Picking your road potion
EAGLE COUNTY Slipping and sliding down mountain roads aren’t the safest ways to drive. So all over the Vail Valley – and everywhere else it snows – crews plow, spray liquid deicers and put down sand and salt.With more traction on the streets, people are able to avoid accidents and save time, but at what cost?All the methods for keeping the roads dry come at a price, and the environment is the one paying up, agreed Eagle County town officials. The state and towns are picking their potions as they work to keep the streets open. “Some are vehemently opposed to liquid deicers, and some don’t like sand,” said Stacey Stegman, spokeswoman for the Colorado Department of Transportation. “We’re trying to find a balance that has the least impact on the environment while still maintaining the safety of drivers.”While there are people who believe magnesium chloride corrodes cars and harms trees, among other things, there have been no definitive findings about its side effects. And while liquid deicers like ‘mag’ chloride may be more environmentally benign than salt or sand, the Vail Valley’s high altitude renders the deicers less effective, Stegman said.
And so, the transportation department, which claims responsibility for maintaining Interstate 70 and U.S. highways 6 and 24, turns to sand for a traction boost. The town of Minturn stays away from pure mag chloride, saying with houses so close to the streets, the deicer creates a bigger mess than it’s worth. Instead, Minturn buys sand-like cinders from the state, which are a mix of salt and small doses of mag chloride.Environmentalists aren’t griping about sand on the roads – it’s when the sand makes it off the road that it becomes a problem. Riding the melting snow into streams and rivers, the sand is squashing the life out of the fish and insects that live and reproduce in and around the river, said Bill Carlson, environmental health officer and planner for the town of Vail. “It’s a problem everywhere it snows,” added Caroline Bradford, director of the watchdog group Eagle River Watershed Council, “but especially steep grades and northern exposure, which makes Vail Pass the worst,”Just to the west Summit County puts up with less sand because their west facing section of I-70 accumulates less snow, Bradford said. In the Vail Valley, Bradford said sand is particularly harmful where the road and river run next to each other. Highway 24, just beyond Maloit Park and Minturn, is a worst case scenario where the road has no shoulder to act as a sand buffer.

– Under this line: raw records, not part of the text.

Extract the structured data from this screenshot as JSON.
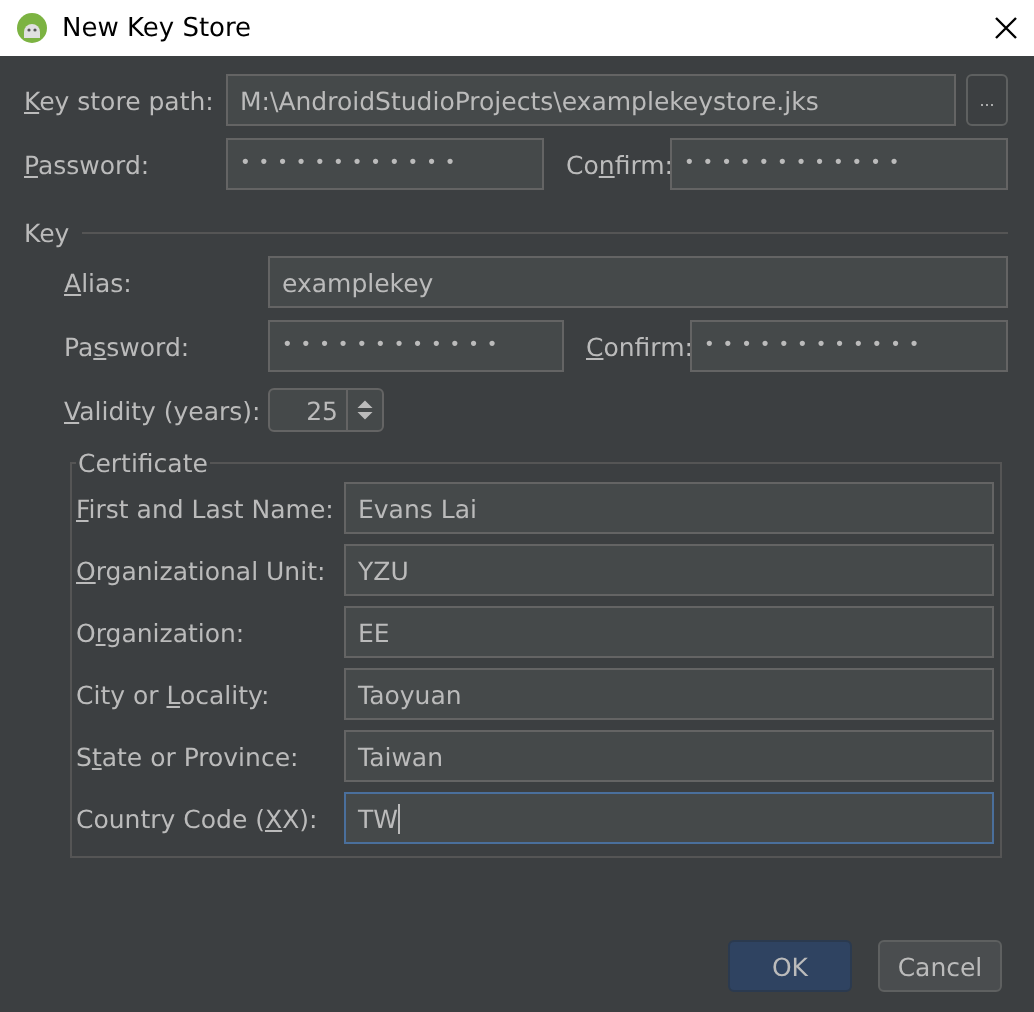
{
  "window": {
    "title": "New Key Store"
  },
  "keystore": {
    "path": {
      "label": {
        "key": "K",
        "post": "ey store path:"
      },
      "value": "M:\\AndroidStudioProjects\\examplekeystore.jks"
    },
    "browse": "...",
    "password": {
      "label": {
        "key": "P",
        "post": "assword:"
      },
      "value": "••••••••••••"
    },
    "confirm": {
      "label": {
        "pre": "Co",
        "key": "n",
        "post": "firm:"
      },
      "value": "••••••••••••"
    }
  },
  "key": {
    "title": "Key",
    "alias": {
      "label": {
        "key": "A",
        "post": "lias:"
      },
      "value": "examplekey"
    },
    "password": {
      "label": {
        "pre": "Pa",
        "key": "s",
        "post": "sword:"
      },
      "value": "••••••••••••"
    },
    "confirm": {
      "label": {
        "key": "C",
        "post": "onfirm:"
      },
      "value": "••••••••••••"
    },
    "validity": {
      "label": {
        "key": "V",
        "post": "alidity (years):"
      },
      "value": "25"
    }
  },
  "certificate": {
    "title": "Certificate",
    "fields": [
      {
        "label": {
          "key": "F",
          "post": "irst and Last Name:"
        },
        "value": "Evans Lai",
        "focused": false
      },
      {
        "label": {
          "key": "O",
          "post": "rganizational Unit:"
        },
        "value": "YZU",
        "focused": false
      },
      {
        "label": {
          "pre": "O",
          "key": "r",
          "post": "ganization:"
        },
        "value": "EE",
        "focused": false
      },
      {
        "label": {
          "pre": "City or ",
          "key": "L",
          "post": "ocality:"
        },
        "value": "Taoyuan",
        "focused": false
      },
      {
        "label": {
          "pre": "S",
          "key": "t",
          "post": "ate or Province:"
        },
        "value": "Taiwan",
        "focused": false
      },
      {
        "label": {
          "pre": "Country Code (",
          "key": "X",
          "post": "X):"
        },
        "value": "TW",
        "focused": true
      }
    ]
  },
  "buttons": [
    {
      "label": "OK",
      "default": true
    },
    {
      "label": "Cancel",
      "default": false
    }
  ]
}
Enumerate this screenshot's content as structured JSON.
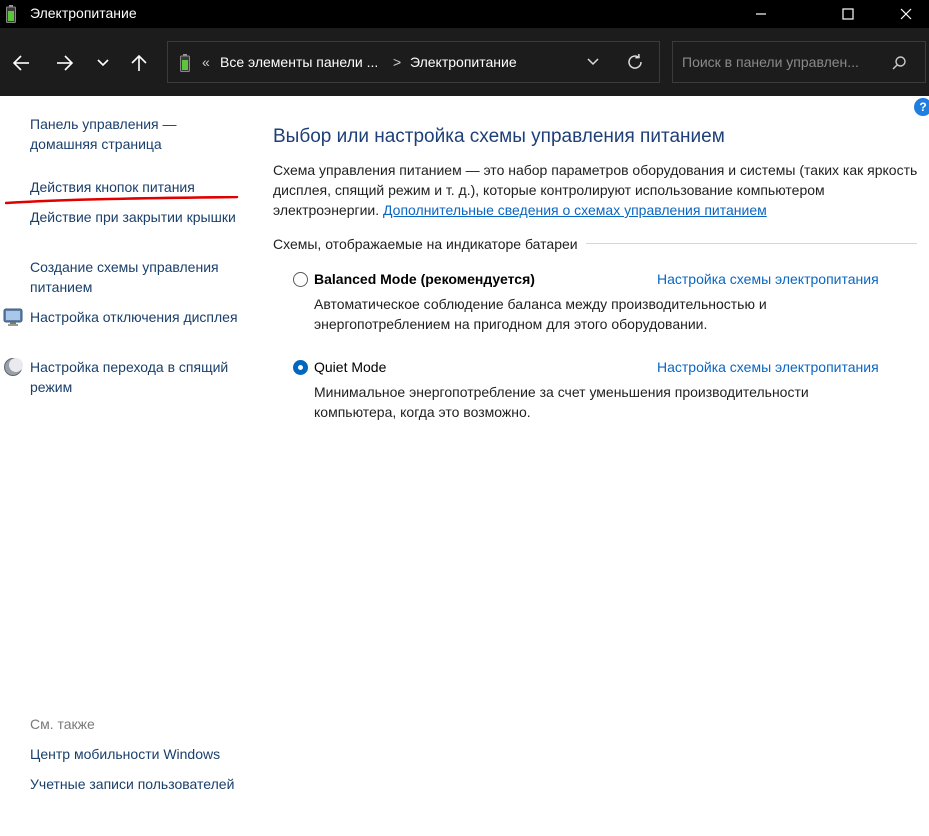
{
  "window": {
    "title": "Электропитание"
  },
  "navbar": {
    "breadcrumb_overflow": "«",
    "breadcrumb_parent": "Все элементы панели ...",
    "breadcrumb_separator": ">",
    "breadcrumb_current": "Электропитание",
    "search_placeholder": "Поиск в панели управлен..."
  },
  "sidebar": {
    "home_link": "Панель управления — домашняя страница",
    "items": [
      {
        "label": "Действия кнопок питания"
      },
      {
        "label": "Действие при закрытии крышки"
      },
      {
        "label": "Создание схемы управления питанием"
      },
      {
        "label": "Настройка отключения дисплея",
        "icon": "display-icon"
      },
      {
        "label": "Настройка перехода в спящий режим",
        "icon": "moon-icon"
      }
    ],
    "see_also_heading": "См. также",
    "see_also": [
      {
        "label": "Центр мобильности Windows"
      },
      {
        "label": "Учетные записи пользователей"
      }
    ]
  },
  "main": {
    "title": "Выбор или настройка схемы управления питанием",
    "description": "Схема управления питанием — это набор параметров оборудования и системы (таких как яркость дисплея, спящий режим и т. д.), которые контролируют использование компьютером электроэнергии.",
    "description_link": "Дополнительные сведения о схемах управления питанием",
    "group_label": "Схемы, отображаемые на индикаторе батареи",
    "plans": [
      {
        "name": "Balanced Mode (рекомендуется)",
        "selected": false,
        "settings_link": "Настройка схемы электропитания",
        "description": "Автоматическое соблюдение баланса между производительностью и энергопотреблением на пригодном для этого оборудовании."
      },
      {
        "name": "Quiet Mode",
        "selected": true,
        "settings_link": "Настройка схемы электропитания",
        "description": "Минимальное энергопотребление за счет уменьшения производительности компьютера, когда это возможно."
      }
    ]
  },
  "help_label": "?",
  "colors": {
    "accent": "#0067c0",
    "link": "#0a66c2",
    "title_blue": "#1e3f78",
    "annotation_red": "#e00000"
  }
}
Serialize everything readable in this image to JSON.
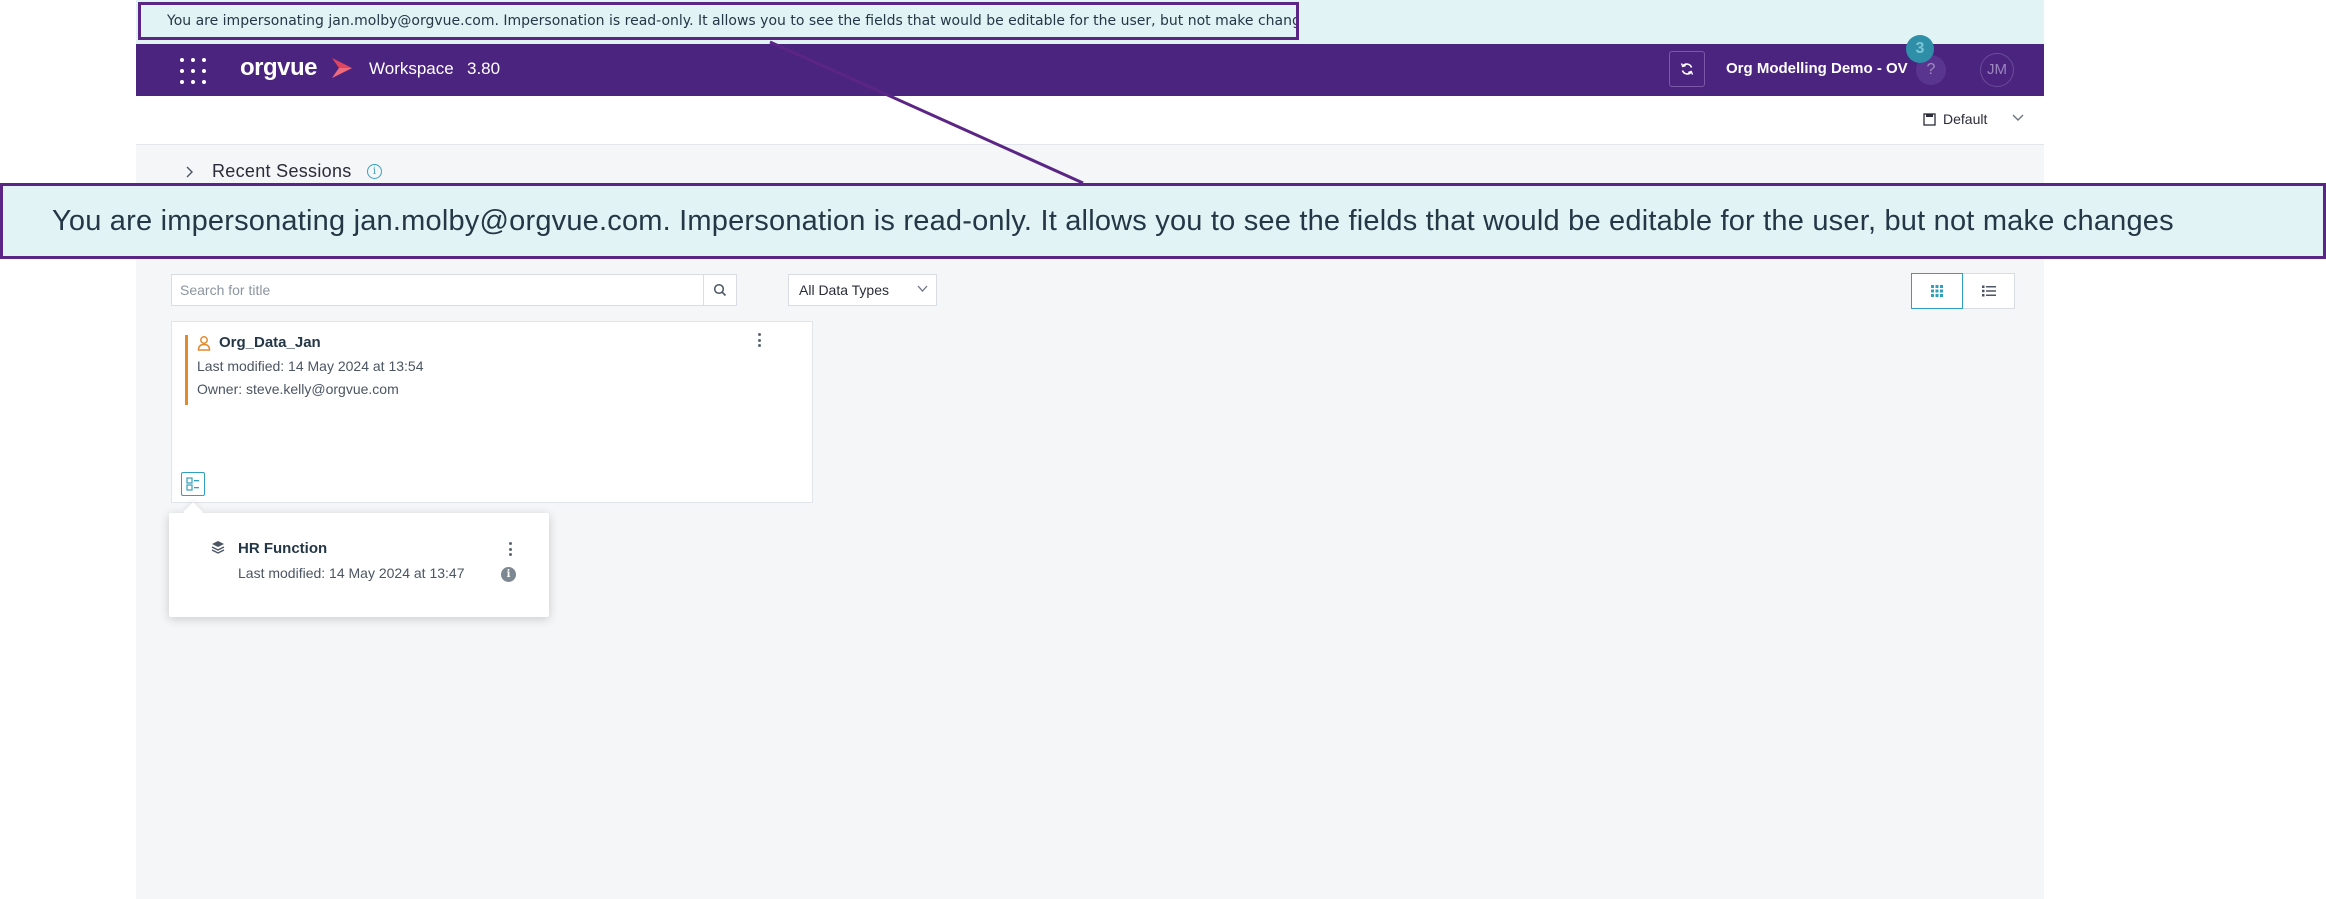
{
  "banner": {
    "impersonation_text": "You are impersonating jan.molby@orgvue.com. Impersonation is read-only. It allows you to see the fields that would be editable for the user, but not make changes"
  },
  "topnav": {
    "logo_text": "orgvue",
    "workspace_label": "Workspace",
    "version": "3.80",
    "org_name": "Org Modelling Demo - OV",
    "notification_count": "3",
    "help_label": "?",
    "avatar_initials": "JM"
  },
  "subbar": {
    "view_label": "Default"
  },
  "recent_sessions": {
    "label": "Recent Sessions",
    "info_glyph": "i"
  },
  "zoom_callout": {
    "text": "You are impersonating jan.molby@orgvue.com. Impersonation is read-only. It allows you to see the fields that would be editable for the user, but not make changes"
  },
  "filters": {
    "search_placeholder": "Search for title",
    "data_type_selected": "All Data Types"
  },
  "card": {
    "title": "Org_Data_Jan",
    "last_modified": "Last modified: 14 May 2024 at 13:54",
    "owner": "Owner: steve.kelly@orgvue.com"
  },
  "popover": {
    "title": "HR Function",
    "last_modified": "Last modified: 14 May 2024 at 13:47",
    "info_glyph": "i"
  },
  "colors": {
    "nav_purple": "#4b2480",
    "accent_teal": "#2fa0bd",
    "banner_bg": "#e2f3f5",
    "callout_border": "#5b2585",
    "card_accent_orange": "#e08b2e"
  }
}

“Trucks plow it directly into the river,” Bradford said. Stegman said a lack of funding and equipment prevent the transportation department cleaning up the sand it puts down. “We can’t sweep after every drop like we can in the (Denver) metro area,” she said. But the transportation department is taking a proactive approach to dealing with sand on Vail Pass, she said. Partnering with the town of Vail, the transportation department is helping to collect and transport sand, which is being used for create noise barriers in East Vail and as landfill cover in Wolcott.Vail has collected its own sand for years, though a small amount will inevitably make it into Gore Creek, Carlson said.
Avon also collects about 90 percent of the volcanic cinders it puts down for traction, said Bob Reed, director of Avon’s public works. Reed said Avon opted for volcanic cinders because they’re lighter and won’t break windshields. At the size of gravel, the cinders are also easier to collect and recycle. Bradford said ideally, all roads would have reservoirs to catch the sand and motor oil before it makes it into the streams. Vail’s parking garages have such devices. “But it’s very expensive,” Bradford said. “I don’t expect it to happen in my lifetime.” Staff Writer Nicole Frey can be reached at 949-0555, ext. 14621, or email@example.com. Vail, Colorado